* Instructions for the task: Whenever "legend" appears in a line of the entries below, that line counts; give the total only.

____

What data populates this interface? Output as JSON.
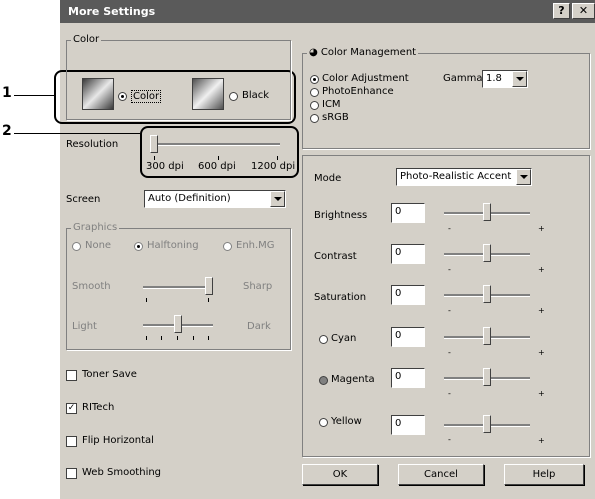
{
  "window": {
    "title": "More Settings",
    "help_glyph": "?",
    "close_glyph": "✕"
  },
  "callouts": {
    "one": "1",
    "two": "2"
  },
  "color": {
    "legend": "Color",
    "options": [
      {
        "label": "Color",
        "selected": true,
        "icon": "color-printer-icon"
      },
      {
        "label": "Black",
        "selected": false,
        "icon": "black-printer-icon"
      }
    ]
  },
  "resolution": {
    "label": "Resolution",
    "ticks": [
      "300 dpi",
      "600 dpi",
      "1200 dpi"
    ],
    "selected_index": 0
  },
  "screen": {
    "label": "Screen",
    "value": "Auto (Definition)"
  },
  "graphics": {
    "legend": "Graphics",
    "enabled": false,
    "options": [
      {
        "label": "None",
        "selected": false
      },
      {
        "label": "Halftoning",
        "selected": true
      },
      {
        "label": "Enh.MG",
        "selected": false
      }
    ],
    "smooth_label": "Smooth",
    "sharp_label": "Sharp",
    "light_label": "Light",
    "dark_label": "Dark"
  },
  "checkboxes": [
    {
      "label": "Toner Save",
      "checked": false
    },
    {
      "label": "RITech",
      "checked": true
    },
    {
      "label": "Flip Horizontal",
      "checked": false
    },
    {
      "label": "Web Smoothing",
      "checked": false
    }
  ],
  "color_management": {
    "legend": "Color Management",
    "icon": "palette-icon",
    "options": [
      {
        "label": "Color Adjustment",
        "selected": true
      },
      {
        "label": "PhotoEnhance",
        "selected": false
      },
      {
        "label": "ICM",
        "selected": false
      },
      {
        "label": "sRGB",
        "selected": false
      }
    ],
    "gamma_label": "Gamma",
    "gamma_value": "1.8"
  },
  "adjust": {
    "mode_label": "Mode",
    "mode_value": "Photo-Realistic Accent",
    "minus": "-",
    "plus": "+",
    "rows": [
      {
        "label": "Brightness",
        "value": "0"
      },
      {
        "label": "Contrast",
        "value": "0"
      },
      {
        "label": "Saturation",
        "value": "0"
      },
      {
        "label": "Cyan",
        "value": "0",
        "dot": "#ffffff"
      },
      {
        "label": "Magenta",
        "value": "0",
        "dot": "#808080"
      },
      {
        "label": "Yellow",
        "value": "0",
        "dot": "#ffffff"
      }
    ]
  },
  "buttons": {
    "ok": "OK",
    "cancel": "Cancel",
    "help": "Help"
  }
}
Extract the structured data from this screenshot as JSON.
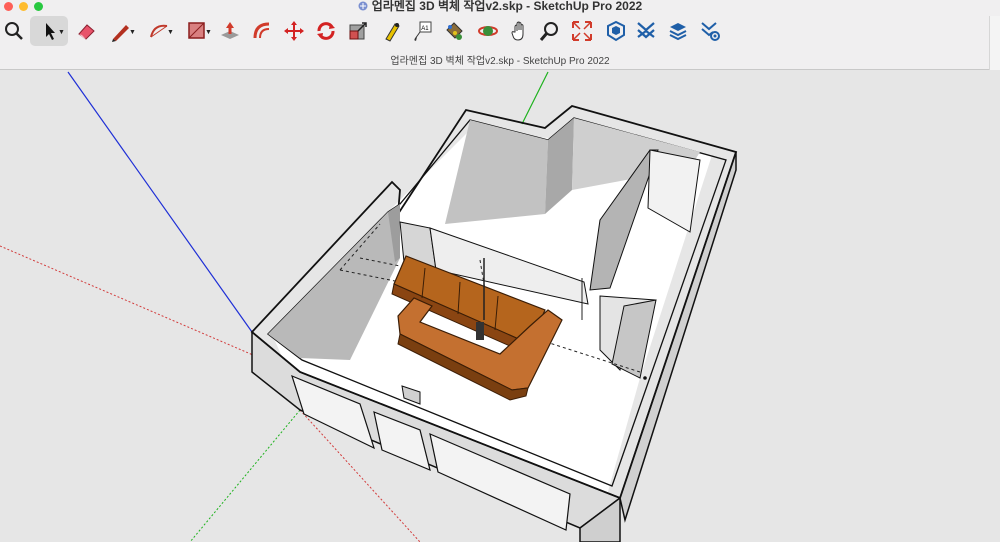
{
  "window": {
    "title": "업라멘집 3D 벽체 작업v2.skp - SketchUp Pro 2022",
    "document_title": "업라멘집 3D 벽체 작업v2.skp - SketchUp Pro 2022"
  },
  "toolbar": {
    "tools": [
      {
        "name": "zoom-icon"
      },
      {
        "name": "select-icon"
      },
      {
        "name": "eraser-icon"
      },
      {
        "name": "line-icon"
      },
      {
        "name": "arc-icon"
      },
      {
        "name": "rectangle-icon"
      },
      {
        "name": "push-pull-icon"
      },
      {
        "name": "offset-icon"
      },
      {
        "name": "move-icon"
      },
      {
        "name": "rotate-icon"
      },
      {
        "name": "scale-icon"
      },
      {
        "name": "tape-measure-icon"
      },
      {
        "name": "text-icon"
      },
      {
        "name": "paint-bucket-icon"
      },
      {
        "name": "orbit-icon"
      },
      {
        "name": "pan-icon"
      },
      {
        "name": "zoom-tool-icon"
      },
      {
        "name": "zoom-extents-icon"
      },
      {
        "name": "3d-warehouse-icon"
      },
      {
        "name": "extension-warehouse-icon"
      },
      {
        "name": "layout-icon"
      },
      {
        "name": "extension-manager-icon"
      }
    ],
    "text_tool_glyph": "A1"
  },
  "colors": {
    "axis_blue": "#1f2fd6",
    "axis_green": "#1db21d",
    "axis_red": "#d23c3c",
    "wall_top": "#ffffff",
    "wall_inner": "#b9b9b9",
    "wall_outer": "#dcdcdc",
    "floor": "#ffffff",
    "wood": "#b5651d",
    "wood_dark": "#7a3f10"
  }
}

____

* Answer for the task: 3